Top Places To Photograph In Tokyo
A vibrant city full of noise, character, colour and fascinating culture, Tokyo has it all. The capital of Japan is the perfect place for photographers both tourists and locals. The result is a highly competitive and well equipped scene, where almost certainly theres a person with a camera standing next to you. Here’s my top photogenic places in Tokyo and how best to explore on foot.Keep in mind, its hard to hit all these spots for magic hour or getting the perfect light. The travel time between these places can be 1 hour on a metro, so keep in mind to start early, charge your batteries and know your route. They have potential to yield incredible, unforgettable photos.
The world’s busiest pedestrian crossing surrounded by neon lit buildings. One of the better spots to capture the lights of Tokyo. With around one million people crossing the street here everyday there are endless photographic possibilities.Shibuya Crossing has appeared in countless ads, promotional photos, music videos, films and television shows. It’s not unusual to see a film crew here.
Ok if you’re looking for great views of the city, skyline and the perfect sunset or long exposure in Tokyo then look no further. Here you have two options, and time wise it would be difficult to do both. While the Skytree (see below) offers the highest skydeck in Tokyo, there are two better options for photographers. One is the Tokyo City Hall at the Shinjuku metro stop (5 min walk). The giant building looks like something directly out of Gotham city and the best part is its observation deck is free! However this means a lot more people, fussy staff and obstructed views. Meanwhile at the World Trade Center at Hamamatsuchō is about 7 dollars to enter, and the views of Tokyos “Eiffel Tower” and Mt.Fuji is simply superb. Less people. More glass and tripods are allowed. Perfect for your timelapse shooting.
Views from the World Trade Center in Tokyo with Mt.Fuji in the distance
Tokyo’s large city parks offer tourists a break from the hustle and bustle of the big city. Situated between Shinjuku and Shibuya, two of Tokyo’s largest and most colorful neighborhoods is Yoyogi Park, the perfect place to spend a Sunday afternoon. Yoyogi Park tends to attract actors practicing their lines, fashion, musicians, dancers and party people. It’s a free spirited place. And nearby Harajuku allows you to spot the most unusual and spectacular Tokyo girls.
The tallest structure in Japan by a wide margin with observation decks at 350 and 450 meters. Completely glass covered. However, the price tag is hefty. The tower itself has well designed dynamic lighting and is often half stuck in a cloud. However the better photographs come from outside the tower itself either in the popular tourist spot of Asakusa or at night time from your hopefully high rise hotel building.
5. Mt. Fuji
Ok so this ones not so much a Tokyo hot spot (even though you can see it from a clear day). The best option is to get on a train, bus or Shinkansen to nearby Lake Kawaguchiko to get up close and personal with Japans most iconic picture.
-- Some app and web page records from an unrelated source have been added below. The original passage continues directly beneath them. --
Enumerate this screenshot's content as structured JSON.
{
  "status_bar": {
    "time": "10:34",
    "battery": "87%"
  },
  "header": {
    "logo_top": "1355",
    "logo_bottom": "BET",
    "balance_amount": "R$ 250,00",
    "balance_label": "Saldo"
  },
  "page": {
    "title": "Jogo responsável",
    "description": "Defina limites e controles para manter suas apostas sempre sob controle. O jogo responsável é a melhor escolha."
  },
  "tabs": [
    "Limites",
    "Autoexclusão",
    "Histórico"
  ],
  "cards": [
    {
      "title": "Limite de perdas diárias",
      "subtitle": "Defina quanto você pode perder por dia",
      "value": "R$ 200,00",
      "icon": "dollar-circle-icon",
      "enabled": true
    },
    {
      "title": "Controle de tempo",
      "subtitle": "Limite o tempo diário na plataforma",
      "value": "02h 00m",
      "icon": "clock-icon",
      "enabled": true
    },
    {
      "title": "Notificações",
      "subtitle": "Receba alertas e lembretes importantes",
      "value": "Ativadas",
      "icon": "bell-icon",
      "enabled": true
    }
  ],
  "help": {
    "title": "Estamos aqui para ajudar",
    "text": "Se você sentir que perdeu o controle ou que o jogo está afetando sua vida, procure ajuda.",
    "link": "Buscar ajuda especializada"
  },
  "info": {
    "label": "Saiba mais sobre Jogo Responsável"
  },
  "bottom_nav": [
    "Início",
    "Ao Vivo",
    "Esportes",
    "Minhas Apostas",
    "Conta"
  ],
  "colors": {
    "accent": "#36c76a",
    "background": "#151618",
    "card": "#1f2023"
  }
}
Its a whole day trip if you leave before midday, so come prepared and soak up the nearby landscape.
Odaiba is a large artificial island in Tokyo Bay. Over the years, the government has spent enormous sums of money building it up and linking it with infrastructure. Now it’s essentially an entertainment and shopping island. Extremely tacky and lacking much cultural significance it still remains an interesting place for photographers, shoppers and tourists. The area affords a good view of Tokyo Bay and Rainbow Bridge and is perfect for a Sunday afternoon.
7. Shinjuku Underground
Tokyo’s busiest metro station is a hive of activity, particularly during rush hours. A great place to snap people, timelapse or soak up the efficient Japanese culture. The famous bullet trains (Shinkansen, pictured below) are the main attraction to get from A to B and get outside Tokyo.
8. Akihabara – Electric City
Possibly the greatest of all Tokyo districts, you can find everything here from arcades, maid cafes, cat cafes, bars, shops, camera gear, technology and those crazy Japanese advertisements.